We often hear about diabetes in terms of the growing health epidemic in the US?as the US population becomes more obese and less physically active, more adults are diagnosed with type 2 diabetes every year. However, type 1 diabetes?which accounts for about 5% of all diagnosed cases of diabetes
?tends to get less attention. After all, there is currently no way of preventing the onset of type 1 diabetes and it affects a much smaller number of individuals.
Despite innovations that now allow diabetics to live long and happy lives, the management of diabetes, particularly type 1 diabetes, can be extraordinarily cumbersome, however, involving significant caution and manual effort. Currently, type 1 diabetes patients must regularly monitor their glucose levels through either a continuous glucose monitoring (CGM) device or traditional self-monitoring blood glucose (SMBG) device?most use the latter, which involves multiple pin-pricks a day to collect blood samples. Moreover, diabetics must ensure that they get sufficient dosages of insulin through various insulin delivery devices such as syringes, pens, and pumps. In addition, many things beside insulin can affect a patient's glucose levels, requiring extreme diligence on a daily basis.
Given the difficulties and risks associated with managing type 1 diabetes, the development of an artificial pancreas has long been hailed as the holy grail of diabetes care research. In concept, an artificial pancreas device or system would actively monitor a diabetic patient's glucose levels and provide timely dosages of insulin as needed without any manual effort from the patient. In essence, such a system would allow someone with type 1 diabetes to live as close to a normal life as possible.
An effective artificial pancreas system would have to replicate the two primary components of diabetes management ? glucose monitoring and insulin delivery ? within one integrated system. There have already been significant advancements in each of these two components, creating optimism that a first-generation artificial pancreas is within sight. For example, Medtronic has already developed a system that allows communication between a patient's CGM device and their insulin pump ? the MiniMed Paradigm REAL-Time REVEL System
. In this system, the insulin pump alerts the patient when an insulin dose is required. To become truly a ?closed loop? artificial pancreas system, however, insulin delivery will have to be automatic. Medtronic, along with several other manufacturers, are continuing to enhance their systems to bring diabetes care closer to this reality.
Besides the obvious benefits for diabetics, an artificial pancreas system could significantly benefit the health care system in the US. One recent study
showed that improved glucose control as a result of an artificial pancreas system could save Medicare about $1 billion over 25 years after the introduction of the system. These savings would be triggered by reduced expenditures on treating diabetes complications as well as lower payments for traditional diabetes management disposable devices such as SMBG test strips, lancing devices, syringes etc.
For manufacturers, the market could reach a value of about $400 million within a year of introduction with significant potential for growth, assuming that pricing for such a system would reflect the individual prices of CGM and insulin pump components and an ?integration premium? for bringing the two components together, and that 10% of type 1 diabetics will adopt the system. As with other advanced product markets, first-mover advantage could be significant, and the first competitors to enter the fray could not only recuperate R&D costs quickly but also secure large and stable profits for the foreseeable future.
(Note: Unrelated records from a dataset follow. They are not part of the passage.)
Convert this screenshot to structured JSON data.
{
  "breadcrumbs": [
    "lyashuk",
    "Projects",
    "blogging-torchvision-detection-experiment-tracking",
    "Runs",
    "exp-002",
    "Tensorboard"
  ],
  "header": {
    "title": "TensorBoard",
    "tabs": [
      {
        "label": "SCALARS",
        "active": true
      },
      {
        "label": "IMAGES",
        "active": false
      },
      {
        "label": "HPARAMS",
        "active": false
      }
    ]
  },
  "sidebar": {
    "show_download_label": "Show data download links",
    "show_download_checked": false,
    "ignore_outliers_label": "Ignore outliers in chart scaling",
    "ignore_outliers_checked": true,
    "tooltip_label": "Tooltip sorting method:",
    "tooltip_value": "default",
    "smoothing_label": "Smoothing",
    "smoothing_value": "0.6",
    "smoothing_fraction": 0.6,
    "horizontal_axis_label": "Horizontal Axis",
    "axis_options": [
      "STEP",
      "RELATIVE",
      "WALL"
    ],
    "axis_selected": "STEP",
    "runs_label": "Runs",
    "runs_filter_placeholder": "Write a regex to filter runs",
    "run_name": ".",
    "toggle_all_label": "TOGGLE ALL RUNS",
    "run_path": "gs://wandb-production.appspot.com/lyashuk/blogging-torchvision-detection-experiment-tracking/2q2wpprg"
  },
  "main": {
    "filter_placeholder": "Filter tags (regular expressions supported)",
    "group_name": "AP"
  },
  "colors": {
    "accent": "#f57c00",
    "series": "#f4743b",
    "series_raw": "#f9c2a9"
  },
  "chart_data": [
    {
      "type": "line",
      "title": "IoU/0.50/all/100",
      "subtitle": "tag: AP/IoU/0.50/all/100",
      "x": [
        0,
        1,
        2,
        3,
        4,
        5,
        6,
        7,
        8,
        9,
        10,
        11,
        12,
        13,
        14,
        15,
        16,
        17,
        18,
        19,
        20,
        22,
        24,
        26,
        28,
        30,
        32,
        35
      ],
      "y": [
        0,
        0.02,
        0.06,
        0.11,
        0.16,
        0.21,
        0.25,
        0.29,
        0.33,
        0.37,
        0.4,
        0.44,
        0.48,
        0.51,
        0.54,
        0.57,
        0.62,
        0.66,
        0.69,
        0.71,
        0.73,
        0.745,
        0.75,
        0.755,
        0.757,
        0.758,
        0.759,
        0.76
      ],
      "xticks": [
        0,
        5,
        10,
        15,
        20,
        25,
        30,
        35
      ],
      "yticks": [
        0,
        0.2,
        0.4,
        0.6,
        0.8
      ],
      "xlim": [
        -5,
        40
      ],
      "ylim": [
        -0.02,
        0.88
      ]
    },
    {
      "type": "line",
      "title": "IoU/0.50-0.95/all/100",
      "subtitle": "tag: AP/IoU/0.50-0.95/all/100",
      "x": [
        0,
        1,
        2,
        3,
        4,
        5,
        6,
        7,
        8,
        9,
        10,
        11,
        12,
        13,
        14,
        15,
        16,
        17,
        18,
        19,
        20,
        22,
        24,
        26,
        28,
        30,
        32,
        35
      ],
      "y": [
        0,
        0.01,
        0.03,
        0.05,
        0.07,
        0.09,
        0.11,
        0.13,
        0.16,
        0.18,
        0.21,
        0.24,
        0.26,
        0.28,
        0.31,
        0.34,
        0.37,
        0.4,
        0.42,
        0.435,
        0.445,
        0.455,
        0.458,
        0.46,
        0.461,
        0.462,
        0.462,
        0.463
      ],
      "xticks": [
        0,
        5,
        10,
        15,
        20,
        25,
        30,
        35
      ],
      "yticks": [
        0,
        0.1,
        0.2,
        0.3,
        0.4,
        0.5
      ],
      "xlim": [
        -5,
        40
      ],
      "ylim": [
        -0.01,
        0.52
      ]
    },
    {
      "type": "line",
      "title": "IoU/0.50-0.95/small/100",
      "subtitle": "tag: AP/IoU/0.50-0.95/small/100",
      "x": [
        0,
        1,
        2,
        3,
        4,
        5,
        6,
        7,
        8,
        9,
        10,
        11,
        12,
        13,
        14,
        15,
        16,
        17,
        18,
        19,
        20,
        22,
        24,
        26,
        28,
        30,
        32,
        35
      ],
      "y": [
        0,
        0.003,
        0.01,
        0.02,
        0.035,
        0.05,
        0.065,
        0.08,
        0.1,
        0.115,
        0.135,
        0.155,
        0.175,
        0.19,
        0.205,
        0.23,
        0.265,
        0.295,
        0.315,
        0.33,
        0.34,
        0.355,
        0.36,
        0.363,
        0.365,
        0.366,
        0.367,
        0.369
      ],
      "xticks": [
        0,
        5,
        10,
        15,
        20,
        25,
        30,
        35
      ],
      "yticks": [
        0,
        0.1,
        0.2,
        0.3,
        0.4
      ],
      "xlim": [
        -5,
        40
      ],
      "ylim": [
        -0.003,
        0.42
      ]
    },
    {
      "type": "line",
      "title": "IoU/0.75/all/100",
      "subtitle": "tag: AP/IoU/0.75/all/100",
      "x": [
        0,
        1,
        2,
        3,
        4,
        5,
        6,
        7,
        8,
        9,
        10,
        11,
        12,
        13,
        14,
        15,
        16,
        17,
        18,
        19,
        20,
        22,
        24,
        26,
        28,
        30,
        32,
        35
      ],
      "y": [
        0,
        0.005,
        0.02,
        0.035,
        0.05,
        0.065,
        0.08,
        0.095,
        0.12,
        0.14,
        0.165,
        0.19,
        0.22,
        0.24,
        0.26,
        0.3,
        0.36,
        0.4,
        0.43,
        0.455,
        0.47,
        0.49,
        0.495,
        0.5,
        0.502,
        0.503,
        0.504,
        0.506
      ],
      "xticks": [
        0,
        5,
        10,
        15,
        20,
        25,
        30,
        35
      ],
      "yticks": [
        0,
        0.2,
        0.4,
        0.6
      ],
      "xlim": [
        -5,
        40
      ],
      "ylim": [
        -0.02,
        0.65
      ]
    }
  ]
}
As with the holy grail of lore itself, the artificial pancreas holds the promise of good fortune for many and could usher in a new era of diabetes care. This much is certain: the lives of millions of diabetics the world over could be dramatically improved in the coming years if this particular quest does come to fruition.